For any person, if you know p, the probability that they got a question selected at random right, the exercise becomes trivial.

So how to get p? Start with an “initial guess,” you can base it off the 40/60/80 method as that it close enough. Then, using the # of questions (to determine the possible percentages in that band), you can use Bayesian analysis to determine the probability that any of those particular percentages was attained. Then, use those probabilities to get the “expected score” on that section…do that for all sections to get an updated estimate for p.

Now, perform the same process using the updated p to get an even newer estimate…keep on doing this until p converges around a certain point. Then use that value of p to do a final binomial thing, and you have your answer.

^ Why can’t CFAI just give us the numbers?

It’s silly to model when the real information should be available freely.

Fking CFAI likes to make a big deal about everything. “Oooooooooh our exam questions are so so special, if you discuss them we will cut your X off. But we can publich level III AM questions, that’s OK. Only level I, II and PM questions are unmentionable.”

Palisoc_xb… Can you give a bit more background on how you got the “38.10% / 66.67% / 85.71%” ?

I started this thread immediately after the “25%/66.67%/92%” idea struck me just when I woke up this morning (still in bed). – so I havn’t put too much thoughts into this.

Kartelite : thanks for your suggestion - but difficult to calculate if the only score you have is your own score?

1recho , I heard from past candidates that they used to provide rankings (and scores?), but what happened was candidates begin to compare rankings and scores across years which may not be meaningful. If you compare a 70% score from one year, it might not mean the same as a 70% score the next year as the difficulty of exams changes.

Every year, threads like these end up being about which way is best and whatnot. haha

Btw, my score is:

AM: 83.6%

PM: 86.7%

Total: 85.1%

Sorry. How I got that was by assuming that the scores in the itemsets were binomially distributed with N trials and P probability of getting the answers correct then getting the conditional expectation per band. I just used N=6 and P=50% (a crude assumption). 38.10% is the conditional expectation of the lower band, 66.67% for the middle as there can only be 1 score for the middle band and 85.71% for the upper band.

I think this is also how kartelite got approx. 5.1 for the upper band, I just divided my result by 6 to get 85.71%.

This is only applicable for the PM section, though, as the AM section is quite different.
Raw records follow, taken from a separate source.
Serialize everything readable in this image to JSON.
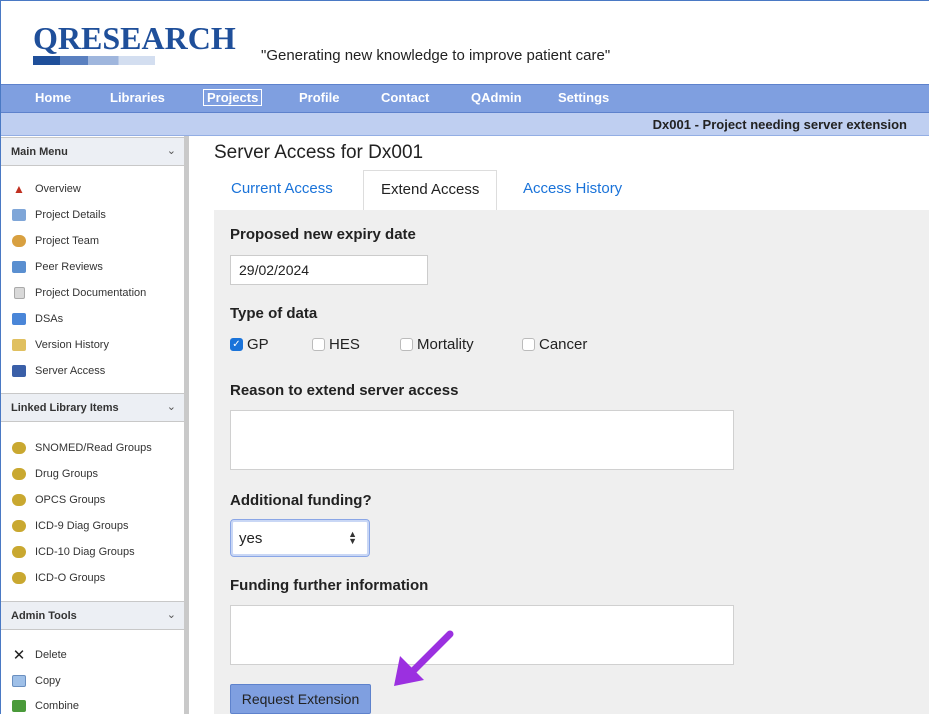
{
  "header": {
    "logo_text": "QRESEARCH",
    "tagline": "\"Generating new knowledge to improve patient care\""
  },
  "nav": {
    "items": [
      {
        "label": "Home",
        "active": false
      },
      {
        "label": "Libraries",
        "active": false
      },
      {
        "label": "Projects",
        "active": true
      },
      {
        "label": "Profile",
        "active": false
      },
      {
        "label": "Contact",
        "active": false
      },
      {
        "label": "QAdmin",
        "active": false
      },
      {
        "label": "Settings",
        "active": false
      }
    ]
  },
  "project": {
    "title": "Dx001 - Project needing server extension"
  },
  "sidebar": {
    "main_menu": {
      "heading": "Main Menu",
      "items": [
        {
          "label": "Overview",
          "icon": "overview-icon"
        },
        {
          "label": "Project Details",
          "icon": "project-details-icon"
        },
        {
          "label": "Project Team",
          "icon": "team-icon"
        },
        {
          "label": "Peer Reviews",
          "icon": "peer-review-icon"
        },
        {
          "label": "Project Documentation",
          "icon": "document-icon"
        },
        {
          "label": "DSAs",
          "icon": "dsa-icon"
        },
        {
          "label": "Version History",
          "icon": "version-history-icon"
        },
        {
          "label": "Server Access",
          "icon": "server-icon"
        }
      ]
    },
    "linked_library": {
      "heading": "Linked Library Items",
      "items": [
        {
          "label": "SNOMED/Read Groups",
          "icon": "library-group-icon"
        },
        {
          "label": "Drug Groups",
          "icon": "library-group-icon"
        },
        {
          "label": "OPCS Groups",
          "icon": "library-group-icon"
        },
        {
          "label": "ICD-9 Diag Groups",
          "icon": "library-group-icon"
        },
        {
          "label": "ICD-10 Diag Groups",
          "icon": "library-group-icon"
        },
        {
          "label": "ICD-O Groups",
          "icon": "library-group-icon"
        }
      ]
    },
    "admin_tools": {
      "heading": "Admin Tools",
      "items": [
        {
          "label": "Delete",
          "icon": "delete-x-icon"
        },
        {
          "label": "Copy",
          "icon": "copy-icon"
        },
        {
          "label": "Combine",
          "icon": "combine-icon"
        }
      ]
    }
  },
  "main": {
    "page_title": "Server Access for Dx001",
    "tabs": [
      {
        "label": "Current Access",
        "active": false
      },
      {
        "label": "Extend Access",
        "active": true
      },
      {
        "label": "Access History",
        "active": false
      }
    ],
    "form": {
      "expiry_label": "Proposed new expiry date",
      "expiry_value": "29/02/2024",
      "data_type_label": "Type of data",
      "data_types": [
        {
          "label": "GP",
          "checked": true
        },
        {
          "label": "HES",
          "checked": false
        },
        {
          "label": "Mortality",
          "checked": false
        },
        {
          "label": "Cancer",
          "checked": false
        }
      ],
      "reason_label": "Reason to extend server access",
      "reason_value": "",
      "funding_label": "Additional funding?",
      "funding_value": "yes",
      "funding_info_label": "Funding further information",
      "funding_info_value": "",
      "submit_label": "Request Extension"
    }
  },
  "colors": {
    "nav_bg": "#7f9fe0",
    "subbar_bg": "#bfcff1",
    "link_blue": "#1a73d9",
    "logo_blue": "#1f4f9a",
    "annotation_arrow": "#9b30e0"
  }
}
That’s true. But you could get a pretty rough idea if someone ran a huge simulation over lots of scores based on your “initial” 40/60/80 score. As in, given that a 40/60/80 score was X, we can obtain a confidence interval about the score using the iterated method (which should be a good estimate itself).

This would be less accurate as it doesn’t account for the number of questions that were in a section for each particular band.

Maybe we could get a large sample size for the vignette sections and estimate P by using Maximum Likelihood Estimation but still assuming a binomial distribution?

300hours, may we have a peek at some of your data? :smiley:

Thanks palisoc_xb.

I like your 38.10% / 66.67% / 85.71% score breakdown.